Our Future Ruins

Yesterday as I wandered through the British Museum, marveling at the scale of the creations from civilizations past, I was struck by a couple of things.

One, while art is considered aesthetic rather than functional, it is still "functional" millenia later; by contrast, modern technology is considered functional rather than aesthetic but rarely functions even a decade later.


These Assyrian statues once stood at the gate of the city, designed to awe and impress, a function they still serve today.

Two, it made me wonder what future ruins we would offer future generations, future civilizations. And perhaps I'm biased because I just happened to be in Las Vegas last weekend, but I had to wonder if Vegas didn't contain the ruins that were equivalent to the reconstructed temples and palaces we find and replicate today. Garish, beautiful, grand scale, and outlandish proportions seem to better describe the casinos and hotels in Vegas than our modern churches or government buildings.

It doesn't take too much of a stretch to imagine future generations nodding sagely over explanations of the "money palaces" constructed by our civilization. "They worshipped money and constructed these elaborate temples where they would sacrifice money in the hopes of receiving blessing, 'getting lucky' they called it. The point of these palaces was to awe and impress people with the power of wealth and induce them to take chances to gain it."

1 comment:

Thomas Alice said...
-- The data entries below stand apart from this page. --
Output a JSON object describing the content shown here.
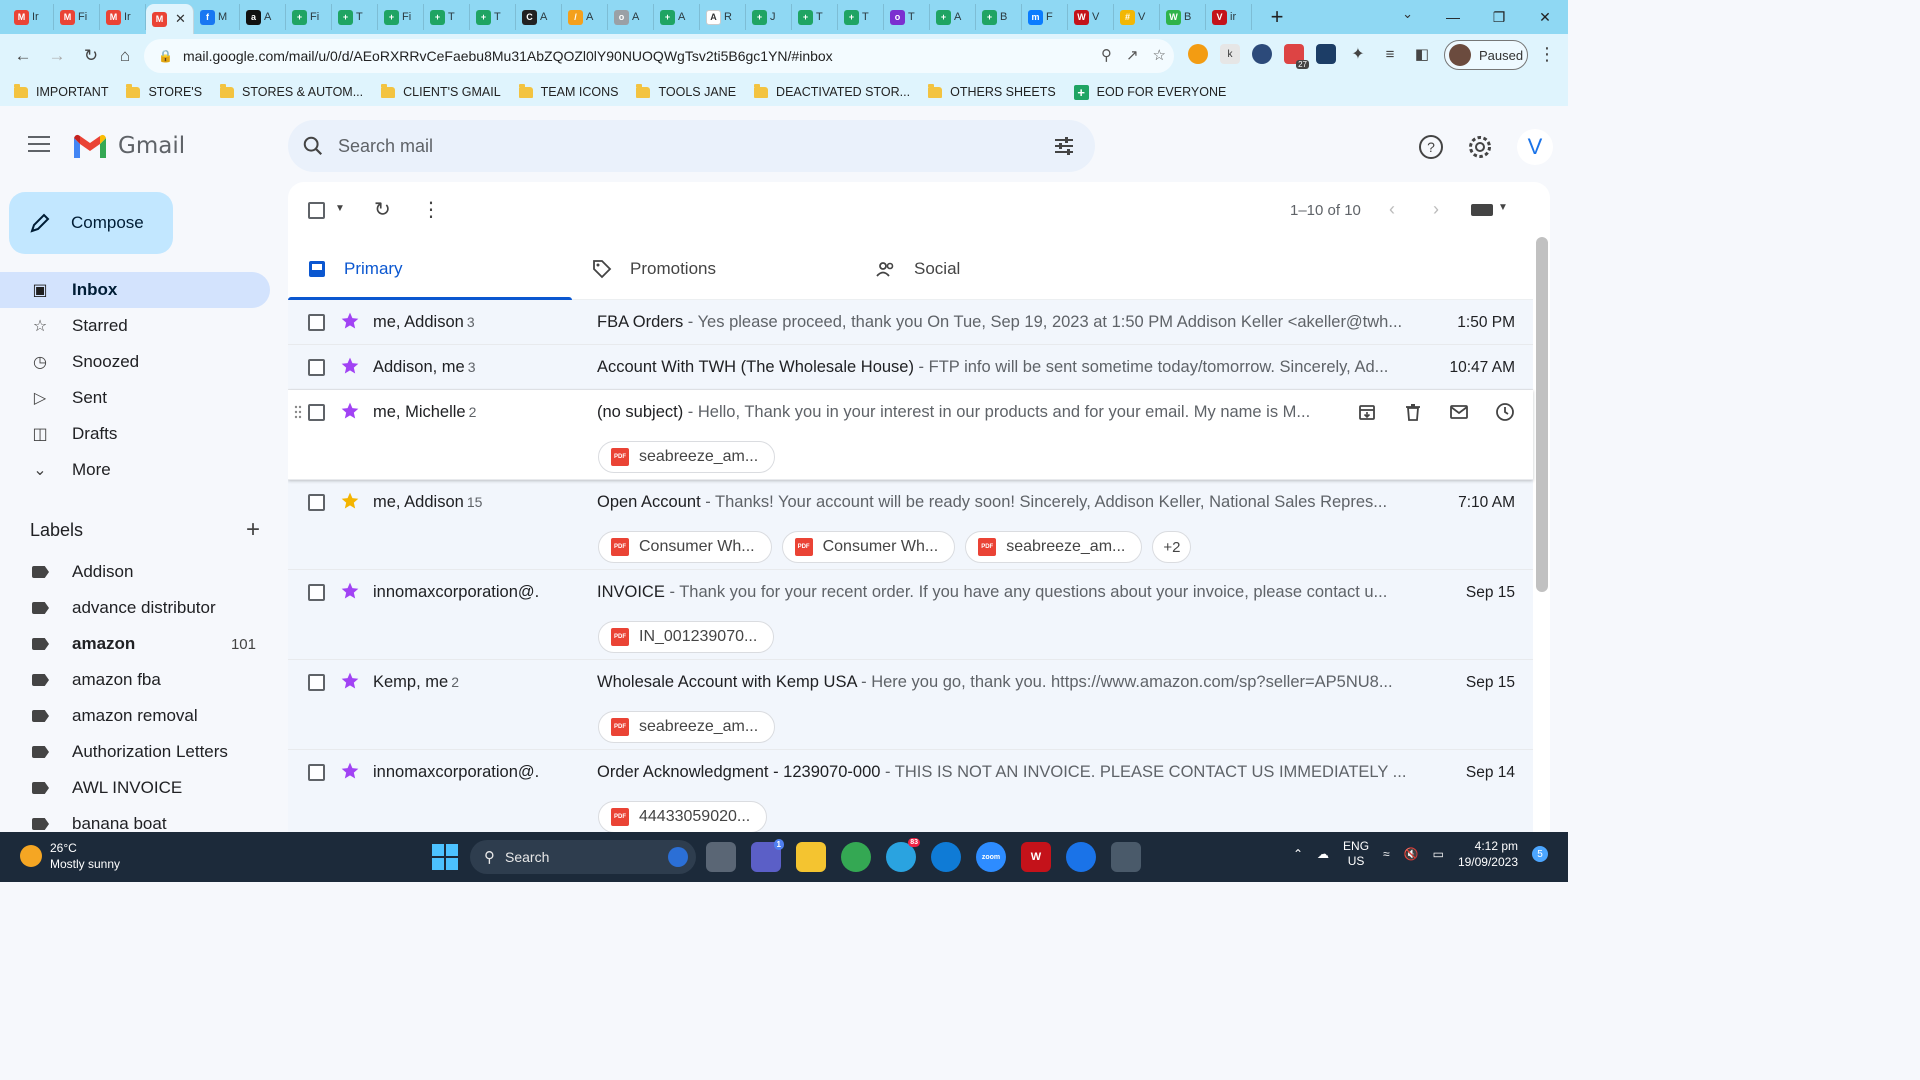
{
  "browser": {
    "tabs": [
      {
        "letter": "Ir",
        "color": "#ea4335",
        "glyph": "M"
      },
      {
        "letter": "Fi",
        "color": "#ea4335",
        "glyph": "M"
      },
      {
        "letter": "Ir",
        "color": "#ea4335",
        "glyph": "M"
      },
      {
        "letter": "",
        "color": "#ea4335",
        "glyph": "M",
        "active": true
      },
      {
        "letter": "M",
        "color": "#1877f2",
        "glyph": "f"
      },
      {
        "letter": "A",
        "color": "#111111",
        "glyph": "a"
      },
      {
        "letter": "Fi",
        "color": "#1fa463",
        "glyph": "+"
      },
      {
        "letter": "T",
        "color": "#1fa463",
        "glyph": "+"
      },
      {
        "letter": "Fi",
        "color": "#1fa463",
        "glyph": "+"
      },
      {
        "letter": "T",
        "color": "#1fa463",
        "glyph": "+"
      },
      {
        "letter": "T",
        "color": "#1fa463",
        "glyph": "+"
      },
      {
        "letter": "A",
        "color": "#222222",
        "glyph": "C"
      },
      {
        "letter": "A",
        "color": "#f4a01c",
        "glyph": "/"
      },
      {
        "letter": "A",
        "color": "#9aa0a6",
        "glyph": "o"
      },
      {
        "letter": "A",
        "color": "#1fa463",
        "glyph": "+"
      },
      {
        "letter": "R",
        "color": "#ffffff",
        "glyph": "A"
      },
      {
        "letter": "J",
        "color": "#1fa463",
        "glyph": "+"
      },
      {
        "letter": "T",
        "color": "#1fa463",
        "glyph": "+"
      },
      {
        "letter": "T",
        "color": "#1fa463",
        "glyph": "+"
      },
      {
        "letter": "T",
        "color": "#7b2fd0",
        "glyph": "o"
      },
      {
        "letter": "A",
        "color": "#1fa463",
        "glyph": "+"
      },
      {
        "letter": "B",
        "color": "#1fa463",
        "glyph": "+"
      },
      {
        "letter": "F",
        "color": "#0a7cff",
        "glyph": "m"
      },
      {
        "letter": "V",
        "color": "#c4121a",
        "glyph": "W"
      },
      {
        "letter": "V",
        "color": "#f2b705",
        "glyph": "#"
      },
      {
        "letter": "B",
        "color": "#2fb34a",
        "glyph": "W"
      },
      {
        "letter": "ir",
        "color": "#c4121a",
        "glyph": "V"
      }
    ],
    "tab_close": "✕",
    "new_tab": "+",
    "window_controls": {
      "tabs_menu": "⌄",
      "minimize": "—",
      "restore": "❐",
      "close": "✕"
    },
    "url": "mail.google.com/mail/u/0/d/AEoRXRRvCeFaebu8Mu31AbZQOZl0lY90NUOQWgTsv2ti5B6gc1YN/#inbox",
    "ext_badge": "27",
    "profile_status": "Paused",
    "bookmarks": [
      {
        "label": "IMPORTANT",
        "type": "folder"
      },
      {
        "label": "STORE'S",
        "type": "folder"
      },
      {
        "label": "STORES & AUTOM...",
        "type": "folder"
      },
      {
        "label": "CLIENT'S GMAIL",
        "type": "folder"
      },
      {
        "label": "TEAM ICONS",
        "type": "folder"
      },
      {
        "label": "TOOLS JANE",
        "type": "folder"
      },
      {
        "label": "DEACTIVATED STOR...",
        "type": "folder"
      },
      {
        "label": "OTHERS SHEETS",
        "type": "folder"
      },
      {
        "label": "EOD FOR EVERYONE",
        "type": "sheet"
      }
    ]
  },
  "gmail": {
    "logo_text": "Gmail",
    "search_placeholder": "Search mail",
    "account_initial": "V",
    "compose_label": "Compose",
    "nav": [
      {
        "label": "Inbox",
        "icon": "inbox-icon",
        "active": true
      },
      {
        "label": "Starred",
        "icon": "star-outline-icon"
      },
      {
        "label": "Snoozed",
        "icon": "clock-icon"
      },
      {
        "label": "Sent",
        "icon": "send-icon"
      },
      {
        "label": "Drafts",
        "icon": "draft-icon"
      },
      {
        "label": "More",
        "icon": "chevron-down-icon"
      }
    ],
    "labels_title": "Labels",
    "labels": [
      {
        "name": "Addison",
        "count": ""
      },
      {
        "name": "advance distributor",
        "count": ""
      },
      {
        "name": "amazon",
        "count": "101",
        "bold": true
      },
      {
        "name": "amazon fba",
        "count": ""
      },
      {
        "name": "amazon removal",
        "count": ""
      },
      {
        "name": "Authorization Letters",
        "count": ""
      },
      {
        "name": "AWL INVOICE",
        "count": ""
      },
      {
        "name": "banana boat",
        "count": ""
      }
    ],
    "pager": "1–10 of 10",
    "tabs": [
      {
        "label": "Primary",
        "icon": "inbox-tab-icon",
        "active": true
      },
      {
        "label": "Promotions",
        "icon": "tag-icon"
      },
      {
        "label": "Social",
        "icon": "people-icon"
      }
    ],
    "emails": [
      {
        "sender": "me, Addison",
        "count": "3",
        "subject": "FBA Orders",
        "snippet": " - Yes please proceed, thank you On Tue, Sep 19, 2023 at 1:50 PM Addison Keller <akeller@twh...",
        "time": "1:50 PM",
        "star": "#a142f4",
        "attachments": [],
        "hover": false
      },
      {
        "sender": "Addison, me",
        "count": "3",
        "subject": "Account With TWH (The Wholesale House)",
        "snippet": " - FTP info will be sent sometime today/tomorrow. Sincerely, Ad...",
        "time": "10:47 AM",
        "star": "#a142f4",
        "attachments": [],
        "hover": false
      },
      {
        "sender": "me, Michelle",
        "count": "2",
        "subject": "(no subject)",
        "snippet": " - Hello, Thank you in your interest in our products and for your email. My name is M...",
        "time": "",
        "star": "#a142f4",
        "attachments": [
          "seabreeze_am..."
        ],
        "hover": true
      },
      {
        "sender": "me, Addison",
        "count": "15",
        "subject": "Open Account",
        "snippet": " - Thanks! Your account will be ready soon! Sincerely, Addison Keller, National Sales Repres...",
        "time": "7:10 AM",
        "star": "#f4b400",
        "attachments": [
          "Consumer Wh...",
          "Consumer Wh...",
          "seabreeze_am..."
        ],
        "more": "+2",
        "hover": false
      },
      {
        "sender": "innomaxcorporation@.",
        "count": "",
        "subject": "INVOICE",
        "snippet": " - Thank you for your recent order. If you have any questions about your invoice, please contact u...",
        "time": "Sep 15",
        "star": "#a142f4",
        "attachments": [
          "IN_001239070..."
        ],
        "hover": false
      },
      {
        "sender": "Kemp, me",
        "count": "2",
        "subject": "Wholesale Account with Kemp USA",
        "snippet": " - Here you go, thank you. https://www.amazon.com/sp?seller=AP5NU8...",
        "time": "Sep 15",
        "star": "#a142f4",
        "attachments": [
          "seabreeze_am..."
        ],
        "hover": false
      },
      {
        "sender": "innomaxcorporation@.",
        "count": "",
        "subject": "Order Acknowledgment - 1239070-000",
        "snippet": " - THIS IS NOT AN INVOICE. PLEASE CONTACT US IMMEDIATELY ...",
        "time": "Sep 14",
        "star": "#a142f4",
        "attachments": [
          "44433059020..."
        ],
        "hover": false
      }
    ],
    "pdf_badge": "PDF"
  },
  "taskbar": {
    "temp": "26°C",
    "weather": "Mostly sunny",
    "search_label": "Search",
    "lang_top": "ENG",
    "lang_bottom": "US",
    "time": "4:12 pm",
    "date": "19/09/2023",
    "notifications": "5",
    "teams_badge": "1",
    "telegram_badge": "83"
  }
}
I think future archeology will consist of looking at long-forgotten folders on old computer servers. All future generations will know about us is that we loved porn and cats.